Please print the data again exactly as given.

----

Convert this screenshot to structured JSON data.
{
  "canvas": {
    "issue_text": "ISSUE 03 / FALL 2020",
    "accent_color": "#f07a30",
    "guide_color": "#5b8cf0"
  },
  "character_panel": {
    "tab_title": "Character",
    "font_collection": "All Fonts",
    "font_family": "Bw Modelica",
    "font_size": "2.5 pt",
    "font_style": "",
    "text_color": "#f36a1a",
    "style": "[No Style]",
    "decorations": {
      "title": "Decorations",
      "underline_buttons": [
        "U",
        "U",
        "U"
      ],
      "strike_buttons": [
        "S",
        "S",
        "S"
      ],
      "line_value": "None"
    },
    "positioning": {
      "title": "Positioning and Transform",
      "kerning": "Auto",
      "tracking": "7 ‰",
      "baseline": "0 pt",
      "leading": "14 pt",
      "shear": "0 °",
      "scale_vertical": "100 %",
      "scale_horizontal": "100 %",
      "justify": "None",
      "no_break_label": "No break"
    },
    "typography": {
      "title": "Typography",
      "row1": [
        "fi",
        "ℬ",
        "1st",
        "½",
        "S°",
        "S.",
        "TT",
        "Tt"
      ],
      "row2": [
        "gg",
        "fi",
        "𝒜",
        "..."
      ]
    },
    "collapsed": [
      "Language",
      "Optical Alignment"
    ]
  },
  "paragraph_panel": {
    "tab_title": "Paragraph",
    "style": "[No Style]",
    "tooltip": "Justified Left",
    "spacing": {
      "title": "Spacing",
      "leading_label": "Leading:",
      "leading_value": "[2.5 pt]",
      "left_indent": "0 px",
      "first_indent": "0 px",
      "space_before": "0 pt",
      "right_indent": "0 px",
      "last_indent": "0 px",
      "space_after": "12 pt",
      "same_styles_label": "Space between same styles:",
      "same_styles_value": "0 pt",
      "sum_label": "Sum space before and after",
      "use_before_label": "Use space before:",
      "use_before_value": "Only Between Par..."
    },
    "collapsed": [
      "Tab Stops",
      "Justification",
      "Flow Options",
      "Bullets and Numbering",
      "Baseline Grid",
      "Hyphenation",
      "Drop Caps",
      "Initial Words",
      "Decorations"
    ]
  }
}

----

- **RESULT BELOW**:
Convert this screenshot to structured JSON data.
{
  "canvas": {
    "issue_text": "ISSUE 03 / FALL 2020",
    "accent_color": "#f07a30",
    "guide_color": "#5b8cf0"
  },
  "character_panel": {
    "tab_title": "Character",
    "font_collection": "All Fonts",
    "font_family": "Bw Modelica",
    "font_size": "2.5 pt",
    "font_style": "",
    "text_color": "#f36a1a",
    "style": "[No Style]",
    "decorations": {
      "title": "Decorations",
      "underline_buttons": [
        "U",
        "U",
        "U"
      ],
      "strike_buttons": [
        "S",
        "S",
        "S"
      ],
      "line_value": "None"
    },
    "positioning": {
      "title": "Positioning and Transform",
      "kerning": "Auto",
      "tracking": "7 ‰",
      "baseline": "0 pt",
      "leading": "14 pt",
      "shear": "0 °",
      "scale_vertical": "100 %",
      "scale_horizontal": "100 %",
      "justify": "None",
      "no_break_label": "No break"
    },
    "typography": {
      "title": "Typography",
      "row1": [
        "fi",
        "ℬ",
        "1st",
        "½",
        "S°",
        "S.",
        "TT",
        "Tt"
      ],
      "row2": [
        "gg",
        "fi",
        "𝒜",
        "..."
      ]
    },
    "collapsed": [
      "Language",
      "Optical Alignment"
    ]
  },
  "paragraph_panel": {
    "tab_title": "Paragraph",
    "style": "[No Style]",
    "tooltip": "Justified Left",
    "spacing": {
      "title": "Spacing",
      "leading_label": "Leading:",
      "leading_value": "[2.5 pt]",
      "left_indent": "0 px",
      "first_indent": "0 px",
      "space_before": "0 pt",
      "right_indent": "0 px",
      "last_indent": "0 px",
      "space_after": "12 pt",
      "same_styles_label": "Space between same styles:",
      "same_styles_value": "0 pt",
      "sum_label": "Sum space before and after",
      "use_before_label": "Use space before:",
      "use_before_value": "Only Between Par..."
    },
    "collapsed": [
      "Tab Stops",
      "Justification",
      "Flow Options",
      "Bullets and Numbering",
      "Baseline Grid",
      "Hyphenation",
      "Drop Caps",
      "Initial Words",
      "Decorations"
    ]
  }
}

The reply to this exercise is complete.